Christopher Ahn, a former U.S. marine accused of leading a February raid on the North Korean embassy in Madrid, was on Tuesday released on bail, a statement from his legal team said.
Ahn, who the U.S. government had previously argued represented a flight risk, will remain under house arrest “at an undisclosed location” pending hearings into his possible extradition to Spain.
Madrid has accused Ahn and several of his accomplices, which also include long-time North Korea human rights activist Adrian Hong, of a litany of crimes related to the February break-in, including “robbery with violence and intimidation” and torture.
With evidence gathered from police present at the scene of the raid, reports from paramedics, and CCTV footage — as well as the testimony of diplomatic staff at the DPRK embassy — Spain has charged the men with six violations of the country’s criminal code.
According to ABC Spain, National High Court Judge José de la Mata last month issued the fifth international arrest warrant in the case, this time for Charles Ryu, a high-profile North Korean defector who had only been recently identified as tied to the raid.

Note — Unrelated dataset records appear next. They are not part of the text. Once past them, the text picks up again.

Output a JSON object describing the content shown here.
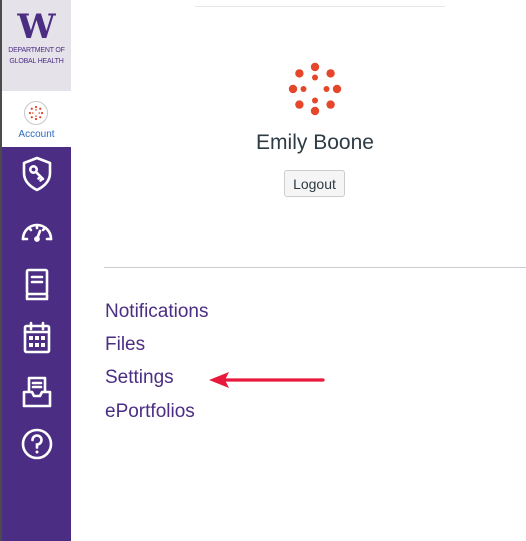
{
  "branding": {
    "logo_letter": "W",
    "department_line1": "Department of",
    "department_line2": "Global Health"
  },
  "sidebar": {
    "account_label": "Account",
    "items": [
      {
        "name": "admin",
        "icon": "shield-icon"
      },
      {
        "name": "dashboard",
        "icon": "dashboard-gauge-icon"
      },
      {
        "name": "courses",
        "icon": "book-icon"
      },
      {
        "name": "calendar",
        "icon": "calendar-icon"
      },
      {
        "name": "inbox",
        "icon": "inbox-icon"
      },
      {
        "name": "help",
        "icon": "help-icon"
      }
    ]
  },
  "profile": {
    "name": "Emily Boone",
    "logout_label": "Logout"
  },
  "account_menu": {
    "links": [
      "Notifications",
      "Files",
      "Settings",
      "ePortfolios"
    ]
  },
  "annotation": {
    "arrow_color": "#e8193c",
    "points_to": "Settings"
  },
  "colors": {
    "sidebar": "#4b2e83",
    "link": "#4b2e83",
    "canvas_red": "#e4472b"
  }
}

North Korea has condemned the break-in and called for Spanish authorities to carry out a full investigation into what its foreign ministry described as a “grave terrorist attack.”
Ahn’s organization — a self-declared North Korean “government-in-exile” known as Free Joseon — has denied the charges, claiming the raid was non-violent and that they were invited in by the diplomats at the embassy.

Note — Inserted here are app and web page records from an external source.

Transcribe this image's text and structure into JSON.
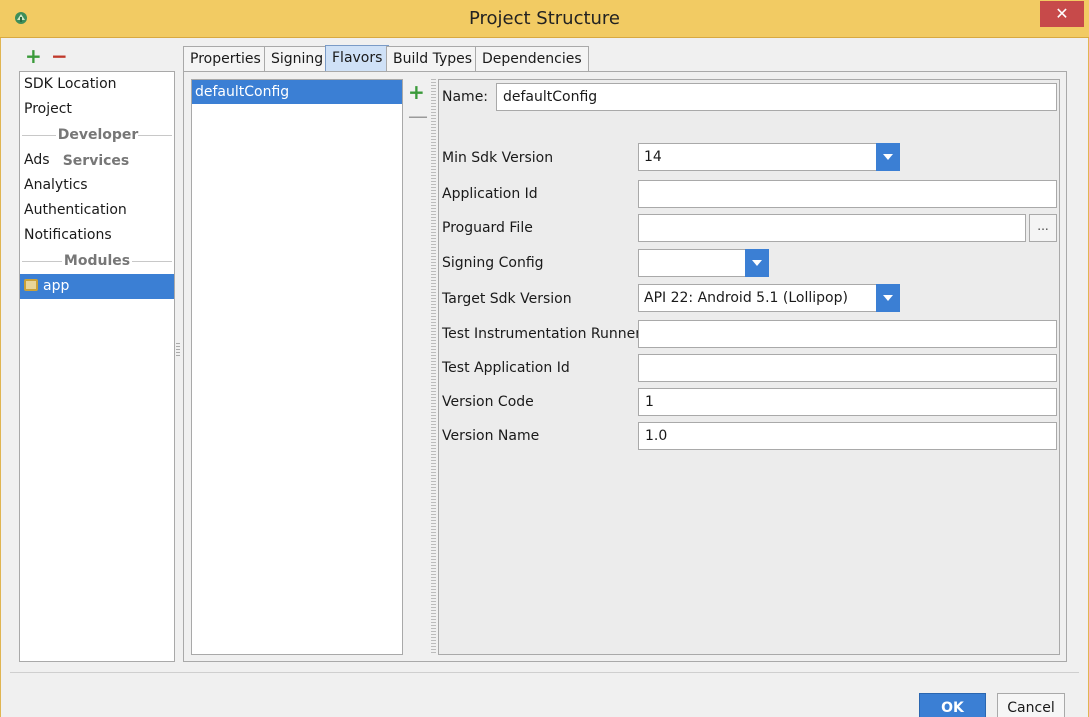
{
  "window": {
    "title": "Project Structure",
    "close_label": "✕"
  },
  "toolbar": {
    "add_label": "+",
    "remove_label": "−"
  },
  "nav": {
    "items": [
      {
        "label": "SDK Location"
      },
      {
        "label": "Project"
      }
    ],
    "section_developer": "Developer Services",
    "services": [
      {
        "label": "Ads"
      },
      {
        "label": "Analytics"
      },
      {
        "label": "Authentication"
      },
      {
        "label": "Notifications"
      }
    ],
    "section_modules": "Modules",
    "modules": [
      {
        "label": "app",
        "selected": true
      }
    ]
  },
  "tabs": [
    {
      "label": "Properties"
    },
    {
      "label": "Signing"
    },
    {
      "label": "Flavors",
      "active": true
    },
    {
      "label": "Build Types"
    },
    {
      "label": "Dependencies"
    }
  ],
  "flavors": {
    "items": [
      {
        "label": "defaultConfig",
        "selected": true
      }
    ],
    "add_label": "+",
    "remove_label": "—"
  },
  "form": {
    "name_label": "Name:",
    "name_value": "defaultConfig",
    "min_sdk_label": "Min Sdk Version",
    "min_sdk_value": "14",
    "app_id_label": "Application Id",
    "app_id_value": "",
    "proguard_label": "Proguard File",
    "proguard_value": "",
    "browse_label": "...",
    "signing_label": "Signing Config",
    "signing_value": "",
    "target_sdk_label": "Target Sdk Version",
    "target_sdk_value": "API 22: Android 5.1 (Lollipop)",
    "test_runner_label": "Test Instrumentation Runner",
    "test_runner_value": "",
    "test_app_id_label": "Test Application Id",
    "test_app_id_value": "",
    "version_code_label": "Version Code",
    "version_code_value": "1",
    "version_name_label": "Version Name",
    "version_name_value": "1.0"
  },
  "buttons": {
    "ok": "OK",
    "cancel": "Cancel"
  },
  "colors": {
    "titlebar": "#f2cb63",
    "close": "#c74a4a",
    "selection": "#3b7fd4",
    "add": "#3a9a3a",
    "remove": "#c0392b"
  },
  "icons": {
    "app_icon": "android-studio-icon",
    "module_icon": "module-folder-icon"
  }
}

His legal team has also argued he faces retaliation from DPRK authorities should he be extradited.
“This case continues to unnecessarily endanger the life of an American veteran based on the statements of North Korean officials who lack all credibility,” a statement by his lawyer Naeun Rim to the Washington Post on Wednesday argued.
“While we will continue to challenge the extradition vigorously in court, the United States government has the power to end this whenever it wants.”

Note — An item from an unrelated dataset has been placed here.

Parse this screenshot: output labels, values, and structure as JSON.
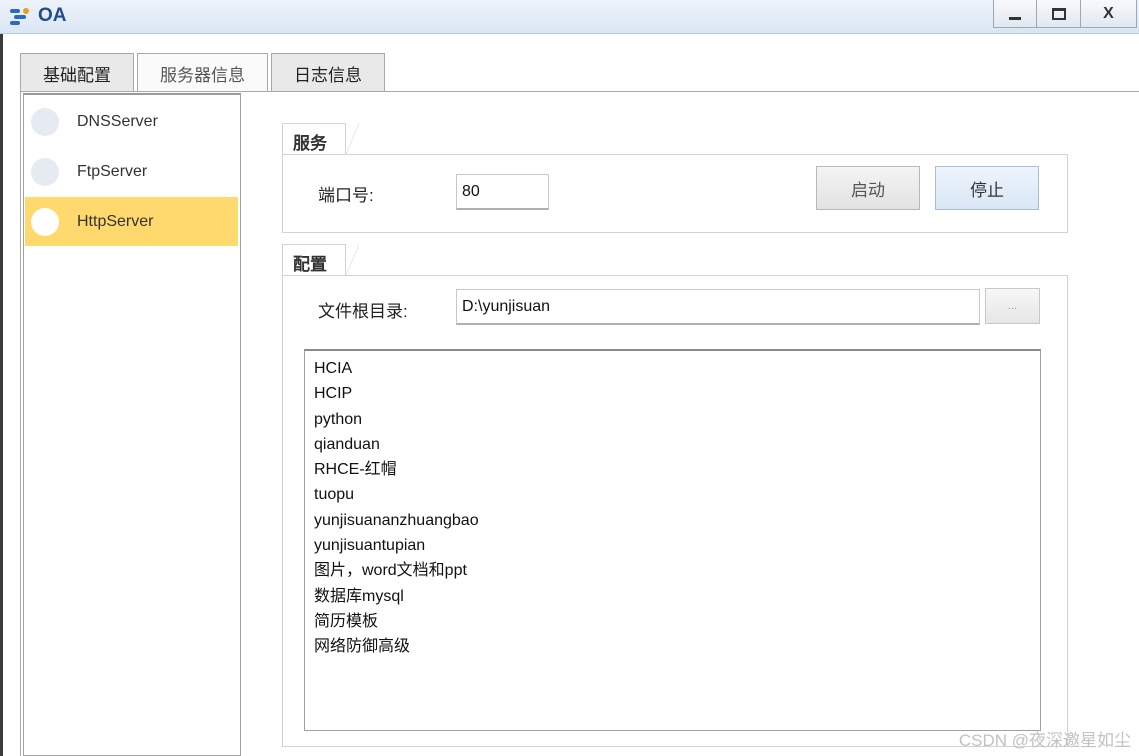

Ahn was released from the Metropolitan Detention Center in Los Angeles on Tuesday afternoon, the statement from his legal team said, and is “not available for interviews at this time.”
“We will be back in touch next week about a possible press conference,” the statement added.
A federal judge last week ruled that Ahn could be released on a $1.3 million bail.
He will be required to use an ankle monitor, and will only be permitted to leave home for medical appointments and to attend church.
Family and friends who put up the bail, U.S. Magistrate Judge Jean Rosenbluth said last week, stood to risk losing the money should Ahn flee.
“I spent a lot of time reading about you and I’m confident you’re going to do the right thing,” Rosenbluth was quoted as having told the former marine, adding that she had seen evidence from U.S. authorities that his life was in danger from the DPRK government.
Bail cannot not typically used in extradition cases outside of “special circumstances,” which Judge Rosenbluth has determined apply to Ahn’s case due to the nature of the evidence gathered and the reported threat to his life should be extradited.
“A special circumstance arises from the fact that much of the evidence supporting the arrest warrant, complaint, and formal request for extradition comes from diplomatic officials of the North Korean government, a country with which the United States does not have diplomatic relations,” a copy of the Judge’s order seen by NK News reads.
“The FBI has confirmed that the North Korean government has threatened his life,” it continued. “[Ahn] reasonably argues that because Spain has diplomatic relations with North Korea, he faces a worse risk to his safety in that country than he does here, where it is much more difficult for North Koreans to enter.”
Under the terms of his bail on Tuesday, Ahn is not permitted to make contact with his alleged accomplice Adrian Hong, who is now on the run from the U.S. Marshals Service.
The whereabouts of his other accomplices is unknown, with the South Korea government telling NK News this week that it had not received a request to extradite Woo Ran-lee, an ROK national tied to the case.
“With regard to the issue, the… foreign ministry has no information on extradition request from the Spanish government.”
Featured image: Free Joseon